CSID Genetic Variants and Functional Sucrase Activity


Status: Not yet recruiting
Keywords: CSID , Congenital Sucrase-Isomaltase Deficiency , Diarrhea , Abdominal Pain
IRB Number: 00063274
Specialty: Pediatric Gastroenterology
Sub Specialties:

Brief Summary

The purpose of this study is to look for specific changes in the children's bodies responsible for digesting table sugar and also to see if the changes can be seen in a breath test. People who cannot digest sugar often have chronic diarrhea and/or chronic abdominal pain, including children 18 years of age or younger. After common causes for the chronic diarrhea or chronic abdominal pain are ruled out, more rare conditions such as congenital sucrase-isomaltase disorder (CSID) are often not evaluated. The sucrase-isomaltase (SI) gene has coding to make an enzyme needed to digest sugar. When there is a mutation in the SI gene, patients with CSID often experience chronic diarrhea and/or chronic abdominal pain. Assessing the SI gene for these select mutations commonly found in CSID patients and a breath test will be two ways to rule out the possibility for CSID.

Primary Clinical Objective: Assess a possible new screening paradigm for variant CSID through non-invasive genetic and breath testing

Study Aims:

  1. Prevalence of CSID genetic variants in the subject population: Determine the prevalence of CSID genetic variants (Analyzed Variants) in subjects 18 years of age or younger with a primary symptom of chronic idiopathic diarrhea or chronic abdominal pain without constipation.
  2. Prevalence of low sucrase activity in subjects with CSID variants: Determine if subjects with CSID genetic variants have reduced in vivo sucrase enzymatic activity as measured by 13C-sucrose oxidation.
  3. Prevalence of low sucrase activity in symptomatic controls: Determine if symptomatic control subjects experiencing a primary symptom of chronic idiopathic diarrhea or chronic abdominal pain without common CSID variants in the sucrase-isomaltase (SI) gene have reduced in vivo sucrase enzymatic activity as measured by 13C-sucrose oxidation.
  4. Compare rates of low sucrase activity between subjects with CSID variants and symptomatic controls: Determine the range and compare the rates of functional sucrase enzymatic deficiency as measured by a 13C-sucrose breath test for those with CSID Analyzed Variants and symptomatic controls.
  5. Record data on rates of sucrase activity via disaccharidase assay if available: Compare the frequency of sucrase enzymatic deficiency from disaccharidase assays in both subjects with Analyzed Variants and symptomatic controls who have clinical indications for EGD.
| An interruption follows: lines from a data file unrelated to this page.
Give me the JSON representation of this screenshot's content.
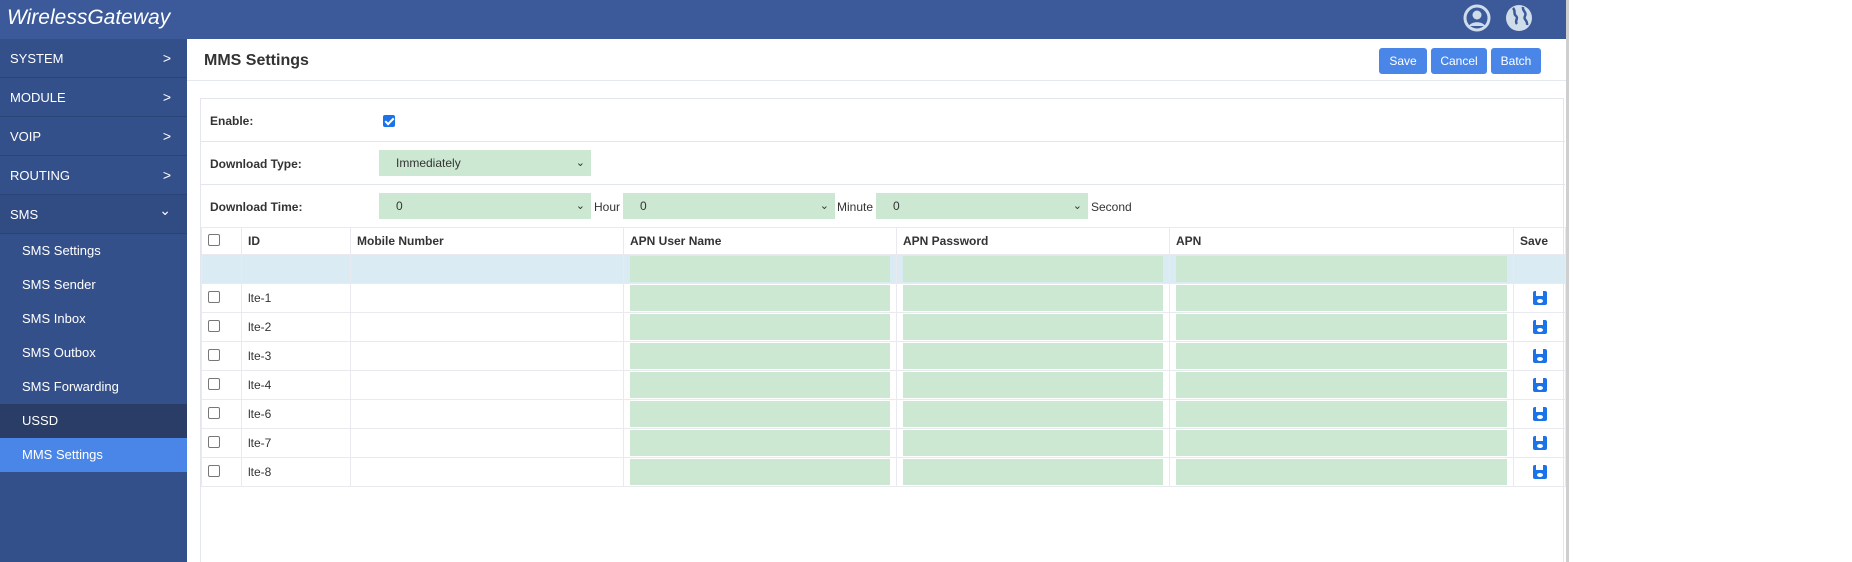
{
  "app": {
    "title": "WirelessGateway",
    "icons": [
      "user-icon",
      "globe-icon"
    ]
  },
  "colors": {
    "header": "#3c5a99",
    "sidebar": "#34508a",
    "active": "#4a86e8",
    "button": "#4a86e8",
    "input_bg": "#cde8d2"
  },
  "sidebar": {
    "items": [
      {
        "label": "SYSTEM",
        "chevron": ">"
      },
      {
        "label": "MODULE",
        "chevron": ">"
      },
      {
        "label": "VOIP",
        "chevron": ">"
      },
      {
        "label": "ROUTING",
        "chevron": ">"
      },
      {
        "label": "SMS",
        "chevron": "⌄"
      }
    ],
    "sub_items": [
      "SMS Settings",
      "SMS Sender",
      "SMS Inbox",
      "SMS Outbox",
      "SMS Forwarding",
      "USSD",
      "MMS Settings"
    ],
    "active": "MMS Settings"
  },
  "page": {
    "title": "MMS Settings",
    "buttons": {
      "save": "Save",
      "cancel": "Cancel",
      "batch": "Batch"
    }
  },
  "form": {
    "enable": {
      "label": "Enable:",
      "checked": true
    },
    "download_type": {
      "label": "Download Type:",
      "value": "Immediately"
    },
    "download_time": {
      "label": "Download Time:",
      "hour": "0",
      "hour_unit": "Hour",
      "minute": "0",
      "minute_unit": "Minute",
      "second": "0",
      "second_unit": "Second"
    }
  },
  "table": {
    "headers": [
      "ID",
      "Mobile Number",
      "APN User Name",
      "APN Password",
      "APN",
      "Save"
    ],
    "rows": [
      {
        "id": "lte-1"
      },
      {
        "id": "lte-2"
      },
      {
        "id": "lte-3"
      },
      {
        "id": "lte-4"
      },
      {
        "id": "lte-6"
      },
      {
        "id": "lte-7"
      },
      {
        "id": "lte-8"
      }
    ]
  }
}
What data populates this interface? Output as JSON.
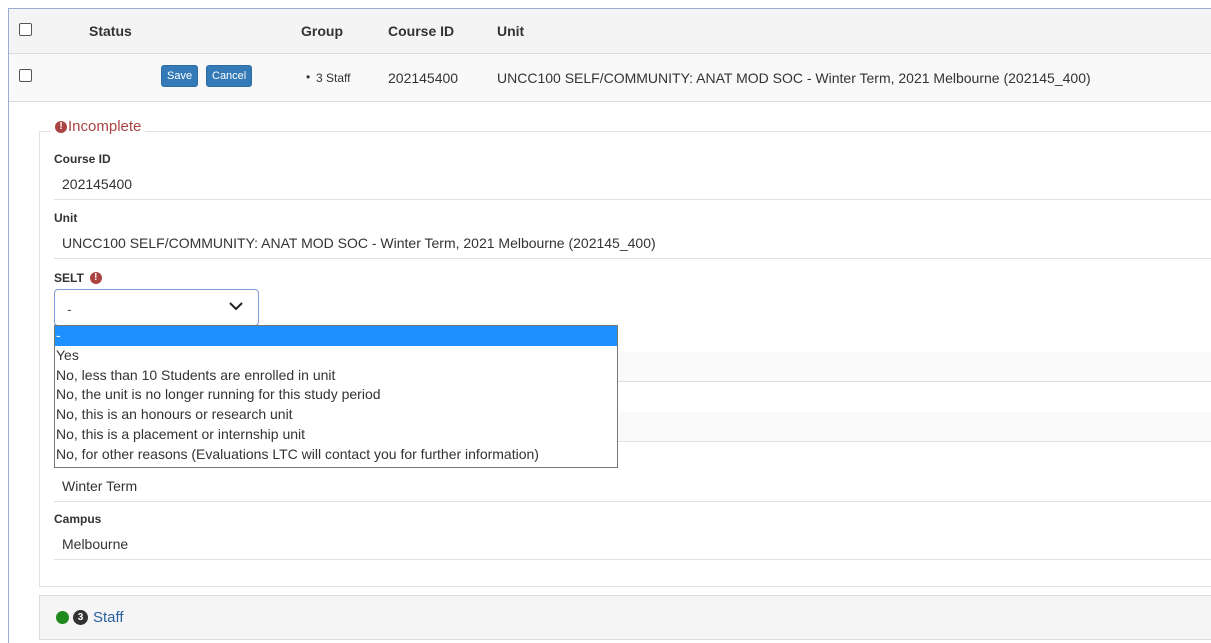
{
  "table": {
    "headers": {
      "status": "Status",
      "group": "Group",
      "course_id": "Course ID",
      "unit": "Unit"
    },
    "row": {
      "save_label": "Save",
      "cancel_label": "Cancel",
      "group": "3 Staff",
      "course_id": "202145400",
      "unit": "UNCC100 SELF/COMMUNITY: ANAT MOD SOC - Winter Term, 2021 Melbourne (202145_400)"
    }
  },
  "form": {
    "legend": "Incomplete",
    "legend_icon": "exclamation-circle-icon",
    "course_id_label": "Course ID",
    "course_id_value": "202145400",
    "unit_label": "Unit",
    "unit_value": "UNCC100 SELF/COMMUNITY: ANAT MOD SOC - Winter Term, 2021 Melbourne (202145_400)",
    "selt_label": "SELT",
    "selt_selected": "-",
    "selt_options": [
      "-",
      "Yes",
      "No, less than 10 Students are enrolled in unit",
      "No, the unit is no longer running for this study period",
      "No, this is an honours or research unit",
      "No, this is a placement or internship unit",
      "No, for other reasons (Evaluations LTC will contact you for further information)"
    ],
    "term_value": "Winter Term",
    "campus_label": "Campus",
    "campus_value": "Melbourne"
  },
  "staff_section": {
    "count": "3",
    "label": "Staff"
  },
  "colors": {
    "primary": "#337ab7",
    "danger": "#a94442",
    "success": "#1e8a1e",
    "highlight": "#1e90ff"
  }
}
Principal Investigator: Molly O'Gorman
Department: Pediatric Administration
Co Investigator:

Contact Information

Name:Rachel Brodis
Phone: 801-585-9072
Email: rachel.douglas@hsc.utah.edu

Inclusion Criteria

  1. Must be 18 years of age or younger.
  2. Have a primary clinical diagnosis of chronic idiopathic diarrhea or chronic abdominal pain for at least 4 weeks.
  3. English speaking subjects and parent(s)/guardian only.
  4. Parental consent from one parent/guardian and also subject assent when appropriate based on individual IRB requirements (Appendix 18).

Exclusion Criteria

  1. Any condition(s) or finding(s) that in the opinion of the principal investigator suggests an alternative diagnosis for his/her gastrointestinal symptoms.
  2. Abdominal pain primarily related to constipation.
  3. Suspected gastrointestinal infectious disease.
  4. No current use of sacrosidase (Sucraid® Oral Solution).
  5. Known gastrointestinal disease such as celiac disease.
  6. Prior consumption of an investigational medication within the last 4 weeks.
  7. Antibiotics in the last 2 weeks, and no history of viral gastroenteritis within that same period of time.
  8. Known Hepatitis B or C infection (positive HBsAg or HCV within 6 months of enrollment) or Subject-Pugh Class C liver disease of any cause, HIV infection, tuberculosis, Clostridia difficile co-infection, cancer or systemic infections.
  9. Severe neurologic impairment that would prevent them from reporting a history of abdominal pain.
  10. Receiving or received biologic therapies (including infliximab, adalimumab, natalizumab) within 3 months prior to or at enrollment.
  11. Present or past use of immune modulators therapy (e.g., azathioprine, 6MP, methotrexate).
  12. Planned or previous abdominal surgery (e.g., bowel resection).
  13. Subjects with severe, uncontrolled systemic diseases.
  14. Presence of clinical alarm signs, including hypotension, anemia requiring blood transfusions, altered mental status, or inability to tolerate food and/or fluids by mouth.